In the Red Zone - Poto Williams


Exactly four years on from the first Christchurch earthquake Poto Williams is sitting in the Red Zone’s Wainoni Methodist Church for a cuppa and a singalong with some 60 or so locals.

‘It’s the silver lining for Christchurch really –the community spirit which lets us be grateful for what we have despite the fact that for some there’s very little.”

It’s that spirit of gratitude – and wanting others to have what she has – that led her to politics and the Labour party she says.

“I have a social justice heart.”
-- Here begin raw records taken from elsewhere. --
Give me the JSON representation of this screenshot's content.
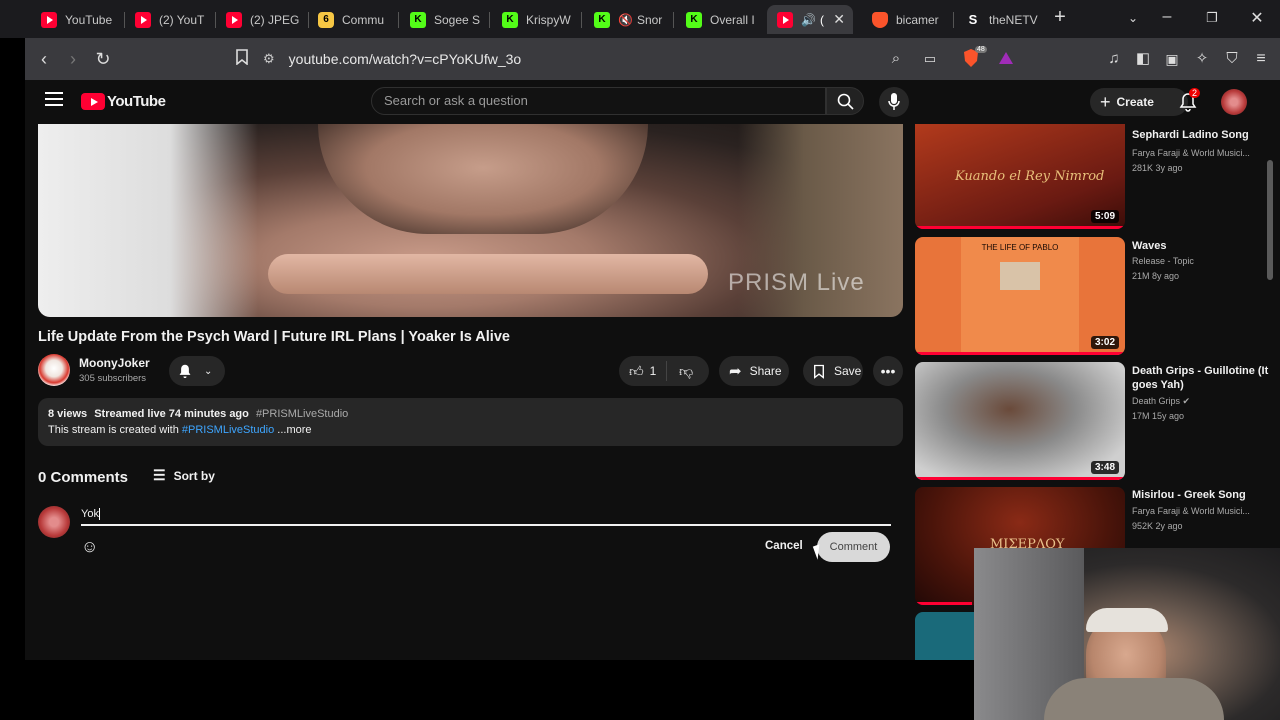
{
  "browser": {
    "tabs": [
      {
        "label": "YouTube",
        "icon": "youtube-icon"
      },
      {
        "label": "(2) YouT",
        "icon": "youtube-icon"
      },
      {
        "label": "(2) JPEG",
        "icon": "youtube-icon"
      },
      {
        "label": "Commu",
        "icon": "commu-icon"
      },
      {
        "label": "Sogee S",
        "icon": "kick-icon"
      },
      {
        "label": "KrispyW",
        "icon": "kick-icon"
      },
      {
        "label": "Snor",
        "icon": "kick-icon"
      },
      {
        "label": "Overall I",
        "icon": "kick-icon"
      },
      {
        "label": "(",
        "icon": "youtube-icon"
      },
      {
        "label": "bicamer",
        "icon": "brave-icon"
      },
      {
        "label": "theNETV",
        "icon": "s-icon"
      }
    ],
    "url": "youtube.com/watch?v=cPYoKUfw_3o",
    "brave_badge": "48"
  },
  "youtube": {
    "logo_text": "YouTube",
    "search_placeholder": "Search or ask a question",
    "create_label": "Create",
    "notification_count": "2"
  },
  "video": {
    "overlay_watermark": "PRISM Live",
    "title": "Life Update From the Psych Ward | Future IRL Plans | Yoaker Is Alive",
    "channel_name": "MoonyJoker",
    "subscribers": "305 subscribers",
    "like_count": "1",
    "share_label": "Share",
    "save_label": "Save"
  },
  "description": {
    "views": "8 views",
    "streamed": "Streamed live 74 minutes ago",
    "hashtag": "#PRISMLiveStudio",
    "line2_prefix": "This stream is created with",
    "line2_link": "#PRISMLiveStudio",
    "more": "...more"
  },
  "comments": {
    "count_label": "0 Comments",
    "sort_label": "Sort by",
    "input_value": "Yok",
    "cancel_label": "Cancel",
    "comment_label": "Comment"
  },
  "sidebar": {
    "items": [
      {
        "title": "Sephardi Ladino Song",
        "channel": "Farya Faraji & World Musici...",
        "meta": "281K  3y ago",
        "duration": "5:09",
        "thumb_text": "Kuando el Rey Nimrod",
        "colors": [
          "#6a1a12",
          "#b23a1c"
        ],
        "progress": 1.0
      },
      {
        "title": "Waves",
        "channel": "Release - Topic",
        "meta": "21M  8y ago",
        "duration": "3:02",
        "thumb_text": "THE LIFE OF PABLO",
        "colors": [
          "#f08a4b",
          "#e8743a"
        ],
        "progress": 1.0
      },
      {
        "title": "Death Grips - Guillotine (It goes Yah)",
        "channel": "Death Grips",
        "meta": "17M  15y ago",
        "duration": "3:48",
        "thumb_text": "",
        "colors": [
          "#6a6a6a",
          "#3c3c3c"
        ],
        "progress": 1.0
      },
      {
        "title": "Misirlou - Greek Song",
        "channel": "Farya Faraji & World Musici...",
        "meta": "952K  2y ago",
        "duration": "",
        "thumb_text": "ΜΙΣΕΡΛΟΥ",
        "colors": [
          "#5a1a10",
          "#2a0c08"
        ],
        "progress": 0.27
      }
    ]
  }
}
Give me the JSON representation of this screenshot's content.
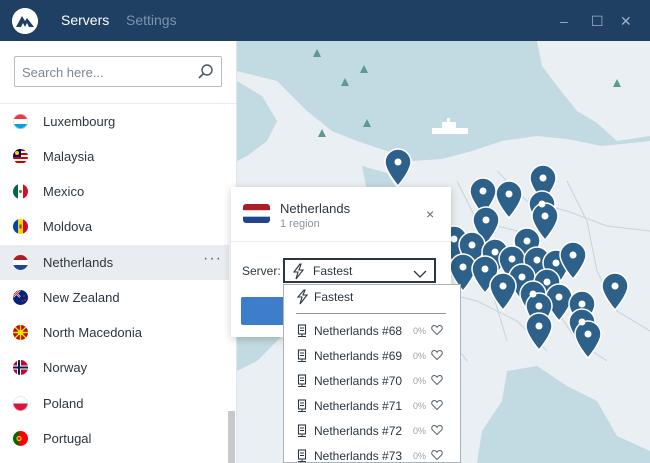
{
  "nav": {
    "tabs": [
      {
        "label": "Servers"
      },
      {
        "label": "Settings"
      }
    ],
    "window_controls": {
      "minimize": "–",
      "maximize": "☐",
      "close": "✕"
    }
  },
  "sidebar": {
    "search": {
      "placeholder": "Search here...",
      "icon": "search-icon"
    },
    "countries": [
      {
        "name": "Luxembourg",
        "flag_colors": [
          "#ef3340",
          "#ffffff",
          "#00a3e0"
        ]
      },
      {
        "name": "Malaysia",
        "flag_colors": [
          "#cc0001",
          "#ffffff",
          "#010066"
        ]
      },
      {
        "name": "Mexico",
        "flag_colors": [
          "#006847",
          "#ffffff",
          "#ce1126"
        ]
      },
      {
        "name": "Moldova",
        "flag_colors": [
          "#0046ae",
          "#ffd200",
          "#cc092f"
        ]
      },
      {
        "name": "Netherlands",
        "flag_colors": [
          "#ae1c28",
          "#ffffff",
          "#21468b"
        ],
        "selected": true,
        "more": "···"
      },
      {
        "name": "New Zealand",
        "flag_colors": [
          "#00247d",
          "#cc142b",
          "#ffffff"
        ]
      },
      {
        "name": "North Macedonia",
        "flag_colors": [
          "#d20000",
          "#ffe600"
        ]
      },
      {
        "name": "Norway",
        "flag_colors": [
          "#ba0c2f",
          "#ffffff",
          "#00205b"
        ]
      },
      {
        "name": "Poland",
        "flag_colors": [
          "#ffffff",
          "#dc143c"
        ]
      },
      {
        "name": "Portugal",
        "flag_colors": [
          "#006600",
          "#ff0000",
          "#ffcc00"
        ]
      }
    ]
  },
  "popup": {
    "country": "Netherlands",
    "regions": "1 region",
    "close": "×",
    "server_label": "Server:",
    "selected_server": "Fastest"
  },
  "dropdown": {
    "fastest_label": "Fastest",
    "servers": [
      {
        "name": "Netherlands #68",
        "load": "0%"
      },
      {
        "name": "Netherlands #69",
        "load": "0%"
      },
      {
        "name": "Netherlands #70",
        "load": "0%"
      },
      {
        "name": "Netherlands #71",
        "load": "0%"
      },
      {
        "name": "Netherlands #72",
        "load": "0%"
      },
      {
        "name": "Netherlands #73",
        "load": "0%"
      }
    ]
  },
  "colors": {
    "topbar": "#1f3f63",
    "sea": "#c2dae1",
    "land": "#e9eff2",
    "pin": "#2d6189",
    "accent": "#3d7dca"
  }
}
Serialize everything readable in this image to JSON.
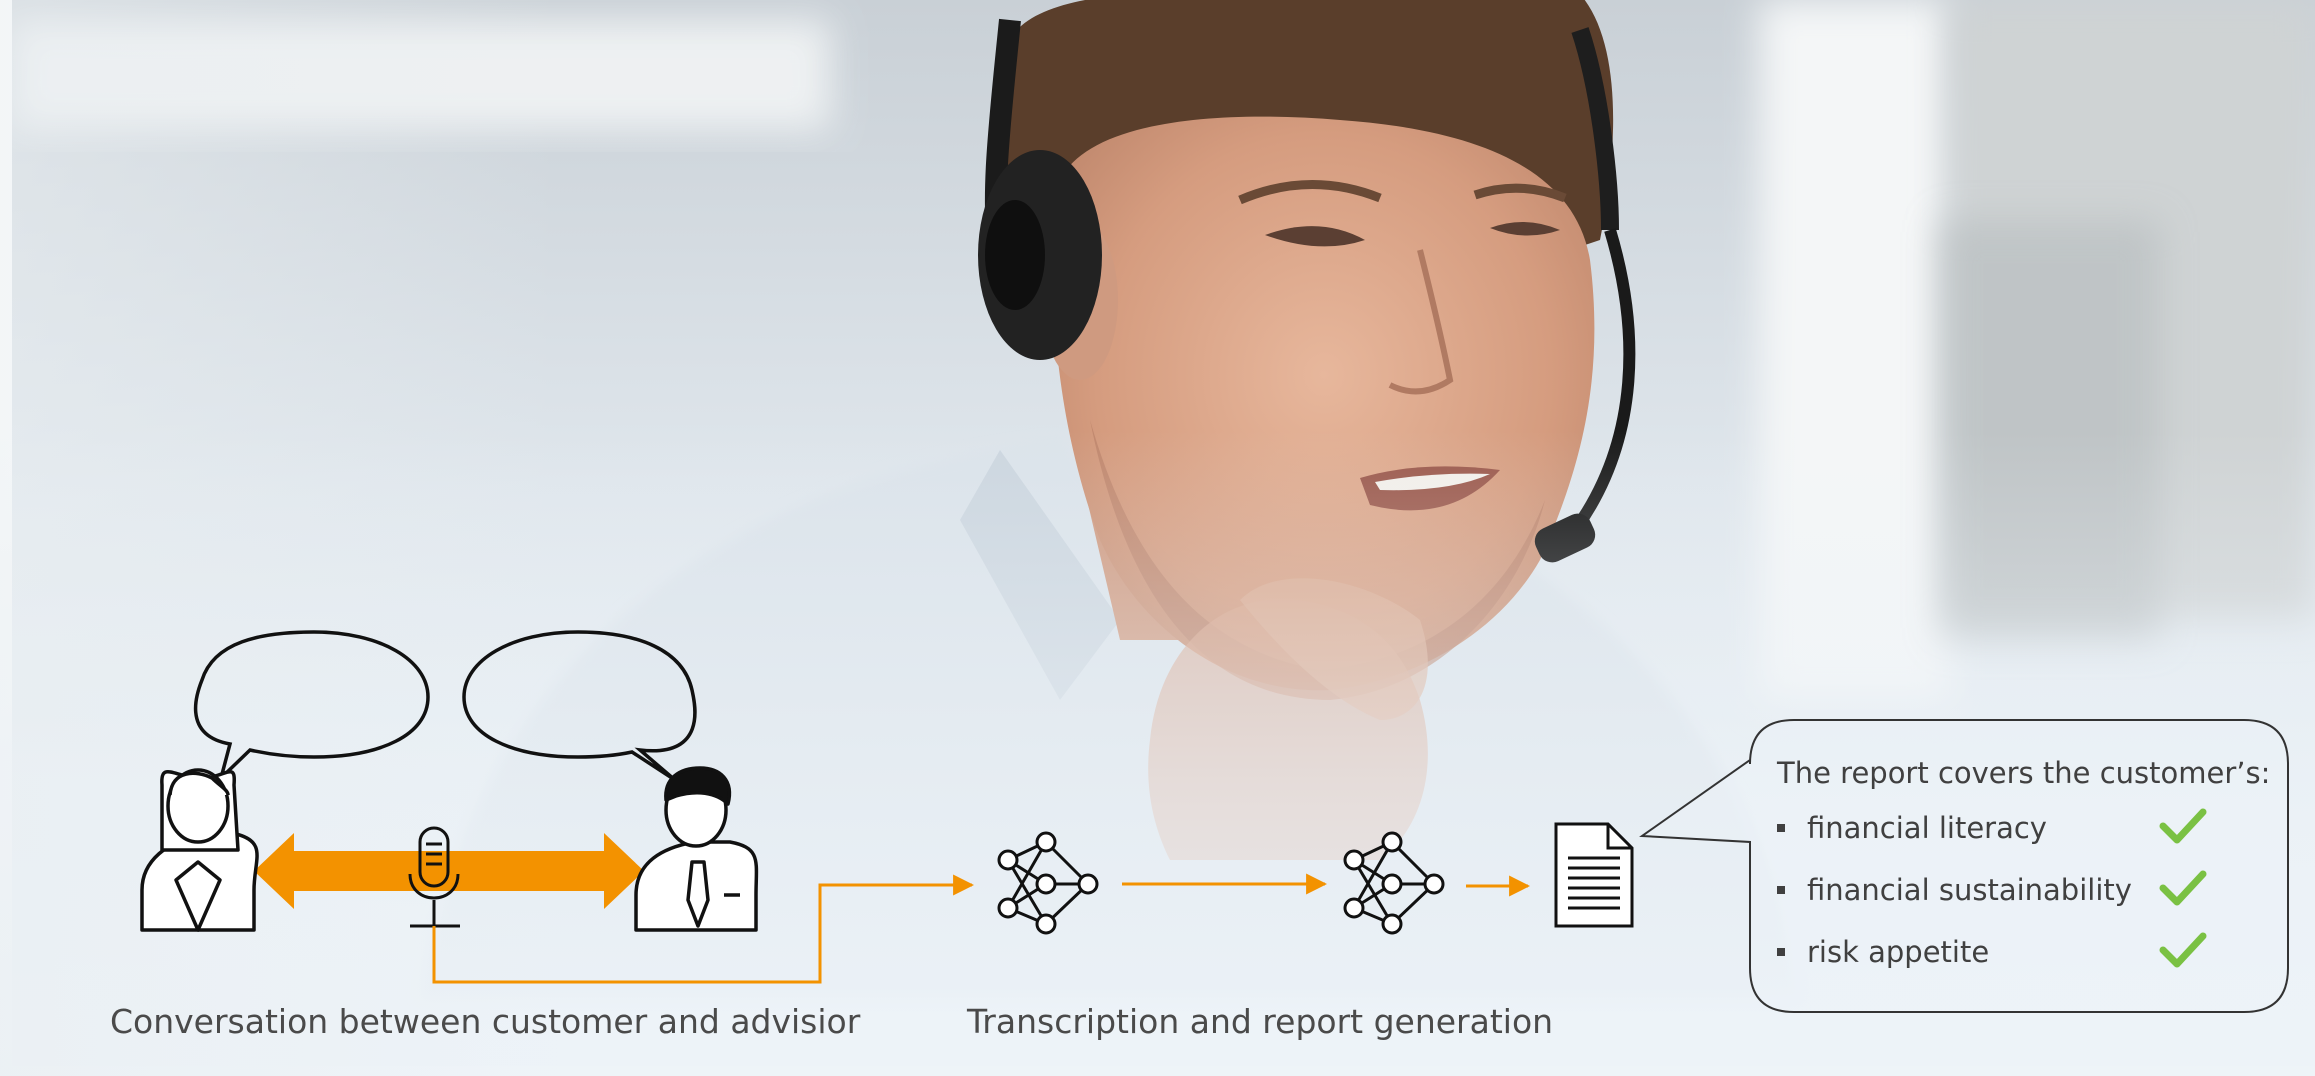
{
  "figure": {
    "photo": "call-center-advisor-with-headset",
    "colors": {
      "accent": "#f39200",
      "check": "#7ac143",
      "stroke": "#111111",
      "text": "#404040"
    }
  },
  "captions": {
    "conversation": "Conversation between customer and advisior",
    "processing": "Transcription and report generation"
  },
  "report": {
    "title": "The report covers the customer’s:",
    "items": [
      {
        "label": "financial literacy",
        "icon": "check-icon"
      },
      {
        "label": "financial sustainability",
        "icon": "check-icon"
      },
      {
        "label": "risk appetite",
        "icon": "check-icon"
      }
    ]
  },
  "icons": [
    "speech-bubble-icon",
    "customer-woman-icon",
    "advisor-man-icon",
    "microphone-icon",
    "neural-network-icon",
    "document-icon",
    "double-arrow-icon"
  ]
}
Born in New Zealand to parents who migrated from the Cook Islands in the fifties, she grew up in Auckland where her dad supervised a work gang for a labour hire company. He wasn’t a high earner, but his income was enough to provide a home, put food on the table and set some aside for a rainy day. While the family wasn’t wealthy, they were able to participate in society.

That’s just not possible for many today, she says. ‘”So many people can’t afford the basics – food, power, rent.“

The inequality gap, which she rates the biggest issue New Zealand has to confront, is writ large in Christchurch where four years on there are people double and triple-bunking, living in garages or cars.

“The rest of New Zealand needs to understand what the issues are and that many people are still very distressed. People in need should not be put on the scrapheap.”

The effects are not only for the individual, but for the health dollar and the education dollar she says, citing the example of those suffering respiratory illnesses because they’re living with black mould. Ill-health affects study, future careers and income and flows through to limited choices in many areas. “It’s a national disgrace.”

Having worked in mental health, in disability and in family violence, Poto says she’s seen first-hand the impacts of inequality and social harm from the growing gap between the haves and have-nots.

Government, she says, has a responsibility to provide a backstop for those who need support, to provide for those at the bottom of the heap.

“It’s just not right that people can’t afford to heat their homes, or if they do it costs them hundreds of dollars which they don’t have.”

“that’s not how I want my country to be.”